"Happy Hour" – "The Best Moment of Her Life" is a film full of miracles. The depiction of ordinary everyday life is far more complicated through the lens of Hamaguchi. We could never imagine what would happen next on the four female leads, allured by the development of the film bringing us to another unknown world until it paid off. If Hamaguchi aims to express his distrust and sarcasm on engaged couples aged before 30 in "PASSION", with no doubt, he expresses his certainty and relief on married couples heading into their 40s who live with no passion and sincerity but contradiction and hypocrisy in "Happy Hour" – "The Best Moment of Her Life". Within these 317 minutes, despite the number of actors/actresses in one scene – either one or two people, the scenes were then full of dialogs and monologs. Here, extravagant shooting style became unnecessary. Savvy director Hamaguchi, who is an expert of Eric Rohmer's works, knows the best of dialogs making the film fantastic. What's more, with his best use of silence scenes, the attention is shifted from dialogs to the power and strength of lens in his works. Hamaguchi is a director who holds all the correct beliefs that the accumulation of unnoticeable and quotidian use of lens can produce absolutely beautiful cinematography. Even though there are no glamorous pictures and dramatic storylines, the uniqueness of films are brightly and lively captivated in Hamaguchi's works every second, every minute.
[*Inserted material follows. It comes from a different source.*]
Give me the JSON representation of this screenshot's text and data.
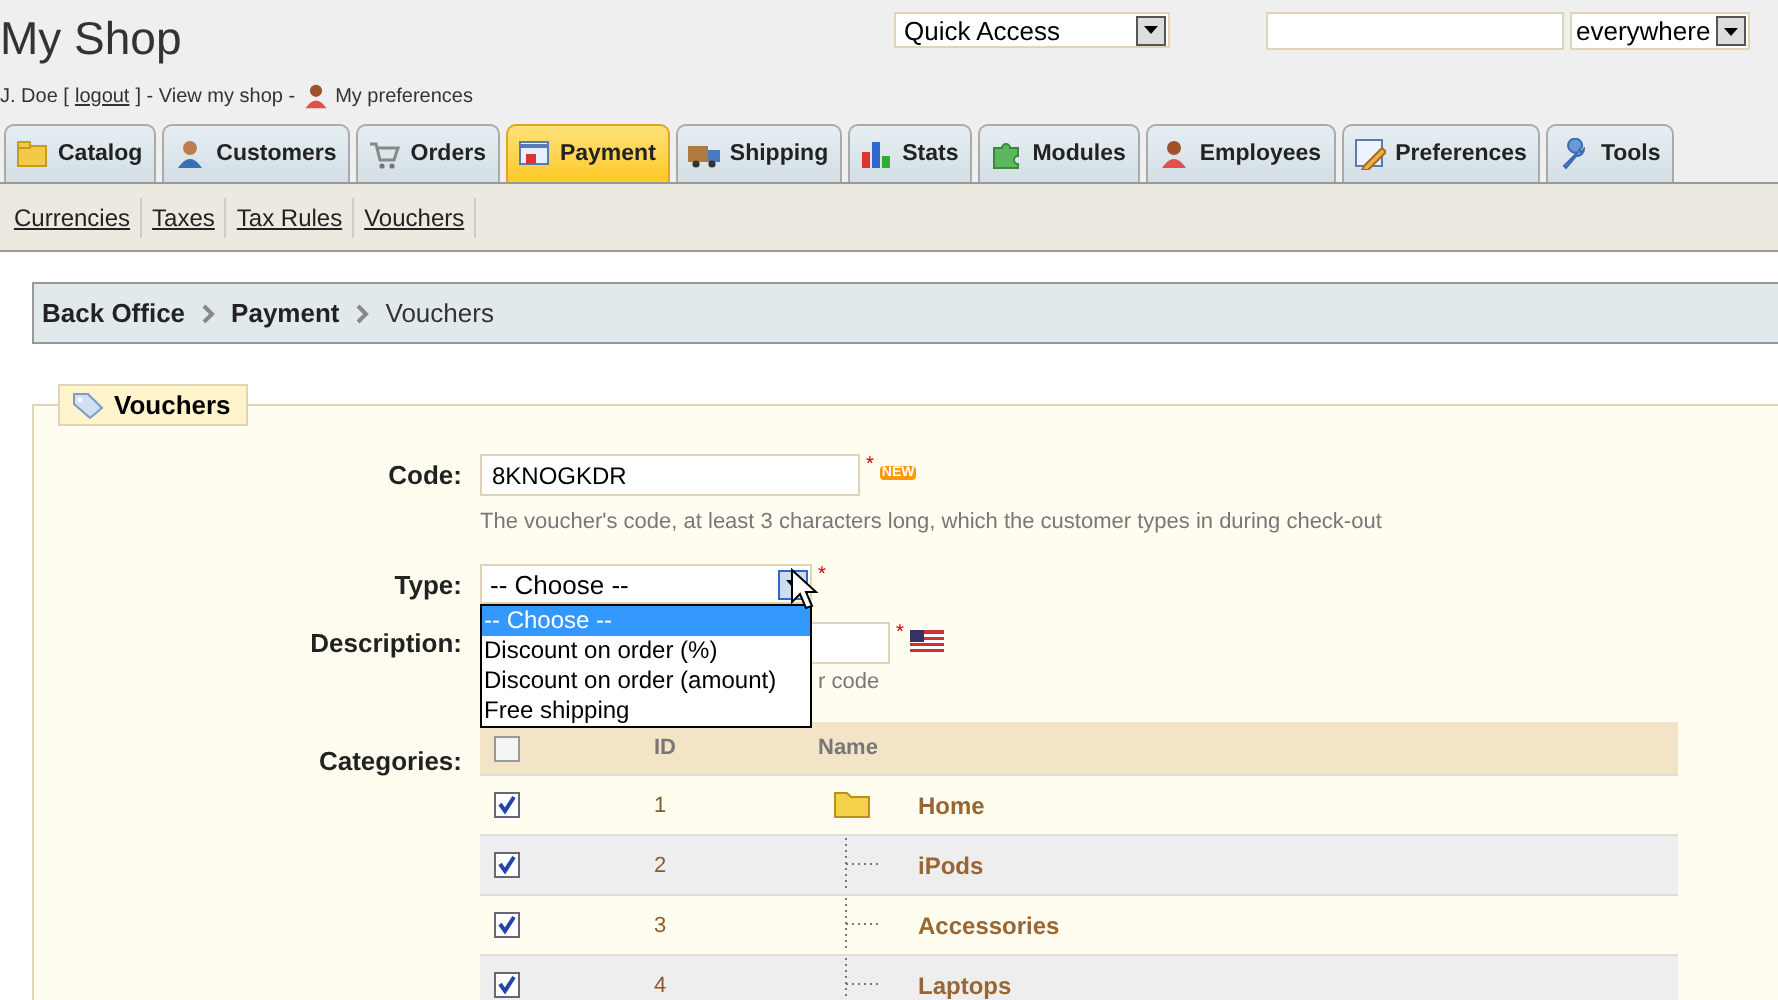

It has been said for the 21st century at the 15 year mark, film production in its origin by 120 years should also have entered a new century. Many people have their own reasons to insist in the old style and method in film production, distribution and promotion, and unfortunately, these film produced in the old system were often scarified. Turning back to Hamaguchi, "Happy Hour" – "The Best Moment of Her Life" is now hitting the box office in Japan with rave reviews. He has not only created a new path for possibility in the film sector, but also allowed other filmmakers to pay critical attention on creativity in film production—this is now the best moment to introduce Ryusuke Hamaguchi to everyone in Hong Kong who works and creates in mainstream and independent film circle.